Across the whole listing, copy out every line that includes the string "state".

**** Records for processing

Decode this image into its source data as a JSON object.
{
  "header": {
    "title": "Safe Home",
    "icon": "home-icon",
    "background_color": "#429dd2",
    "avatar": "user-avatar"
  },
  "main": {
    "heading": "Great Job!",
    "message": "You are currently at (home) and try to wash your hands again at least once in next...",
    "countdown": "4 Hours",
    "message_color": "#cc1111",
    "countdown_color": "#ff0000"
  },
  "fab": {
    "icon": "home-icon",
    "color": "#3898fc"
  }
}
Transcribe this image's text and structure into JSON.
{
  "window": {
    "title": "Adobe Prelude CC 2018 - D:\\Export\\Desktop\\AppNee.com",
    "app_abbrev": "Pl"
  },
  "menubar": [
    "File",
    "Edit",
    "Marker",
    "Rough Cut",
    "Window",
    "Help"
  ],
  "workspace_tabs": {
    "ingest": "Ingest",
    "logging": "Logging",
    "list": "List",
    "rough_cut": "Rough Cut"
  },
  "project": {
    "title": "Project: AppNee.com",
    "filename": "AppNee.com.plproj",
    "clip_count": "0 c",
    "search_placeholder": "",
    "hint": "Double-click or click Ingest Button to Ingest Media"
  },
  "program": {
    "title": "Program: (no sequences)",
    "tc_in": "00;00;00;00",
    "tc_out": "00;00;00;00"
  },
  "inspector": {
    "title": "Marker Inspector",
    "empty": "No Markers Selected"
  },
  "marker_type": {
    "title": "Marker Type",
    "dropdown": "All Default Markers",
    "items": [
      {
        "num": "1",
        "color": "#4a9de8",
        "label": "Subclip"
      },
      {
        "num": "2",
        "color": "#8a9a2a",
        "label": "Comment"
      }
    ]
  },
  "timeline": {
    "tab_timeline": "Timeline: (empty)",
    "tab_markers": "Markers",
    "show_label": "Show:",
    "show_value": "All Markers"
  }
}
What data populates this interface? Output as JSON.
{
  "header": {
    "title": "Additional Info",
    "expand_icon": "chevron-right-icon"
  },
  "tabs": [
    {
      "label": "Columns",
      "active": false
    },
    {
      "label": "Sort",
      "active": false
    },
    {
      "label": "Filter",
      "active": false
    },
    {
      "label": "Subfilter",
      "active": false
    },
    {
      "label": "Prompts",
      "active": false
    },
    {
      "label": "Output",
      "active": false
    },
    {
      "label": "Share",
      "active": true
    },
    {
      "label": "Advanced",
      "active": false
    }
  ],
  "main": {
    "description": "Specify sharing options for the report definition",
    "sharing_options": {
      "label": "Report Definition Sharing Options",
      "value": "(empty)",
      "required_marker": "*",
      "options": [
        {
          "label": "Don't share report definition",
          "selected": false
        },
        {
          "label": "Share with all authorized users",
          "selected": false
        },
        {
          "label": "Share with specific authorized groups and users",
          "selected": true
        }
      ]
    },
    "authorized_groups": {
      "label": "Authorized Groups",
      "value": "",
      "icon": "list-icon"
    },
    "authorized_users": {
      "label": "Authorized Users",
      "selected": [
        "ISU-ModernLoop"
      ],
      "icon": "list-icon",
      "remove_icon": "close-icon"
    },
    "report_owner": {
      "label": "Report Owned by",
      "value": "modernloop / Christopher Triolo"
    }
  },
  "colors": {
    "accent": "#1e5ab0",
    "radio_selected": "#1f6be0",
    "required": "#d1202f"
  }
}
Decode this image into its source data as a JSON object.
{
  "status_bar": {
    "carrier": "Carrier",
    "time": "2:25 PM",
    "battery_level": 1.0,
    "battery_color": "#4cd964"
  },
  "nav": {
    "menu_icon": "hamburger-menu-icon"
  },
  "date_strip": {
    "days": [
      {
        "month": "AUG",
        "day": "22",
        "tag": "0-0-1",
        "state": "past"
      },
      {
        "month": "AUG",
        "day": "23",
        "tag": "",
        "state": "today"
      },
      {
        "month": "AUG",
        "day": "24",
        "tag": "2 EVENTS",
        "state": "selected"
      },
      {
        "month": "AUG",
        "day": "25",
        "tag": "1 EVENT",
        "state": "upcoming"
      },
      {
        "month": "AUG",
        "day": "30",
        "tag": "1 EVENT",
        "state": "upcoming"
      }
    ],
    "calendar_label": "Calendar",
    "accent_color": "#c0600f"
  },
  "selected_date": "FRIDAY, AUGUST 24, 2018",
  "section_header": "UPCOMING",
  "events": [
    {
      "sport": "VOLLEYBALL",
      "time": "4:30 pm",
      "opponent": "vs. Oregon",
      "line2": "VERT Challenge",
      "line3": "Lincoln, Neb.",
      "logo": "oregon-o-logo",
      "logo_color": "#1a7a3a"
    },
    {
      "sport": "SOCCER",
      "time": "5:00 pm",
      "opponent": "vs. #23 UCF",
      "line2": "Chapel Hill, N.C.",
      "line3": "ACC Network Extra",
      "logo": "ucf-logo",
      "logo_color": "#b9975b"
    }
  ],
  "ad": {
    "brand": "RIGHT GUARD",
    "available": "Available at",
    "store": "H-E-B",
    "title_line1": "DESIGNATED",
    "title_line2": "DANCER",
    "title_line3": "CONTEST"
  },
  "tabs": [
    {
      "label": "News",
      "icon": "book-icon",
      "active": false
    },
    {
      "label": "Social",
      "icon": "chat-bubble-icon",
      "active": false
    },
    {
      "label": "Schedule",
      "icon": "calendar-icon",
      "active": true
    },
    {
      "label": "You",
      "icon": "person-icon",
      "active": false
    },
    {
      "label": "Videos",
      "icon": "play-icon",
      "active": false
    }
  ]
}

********

▸ Task response:
        "state": "past"
        "state": "today"
        "state": "selected"
        "state": "upcoming"
        "state": "upcoming"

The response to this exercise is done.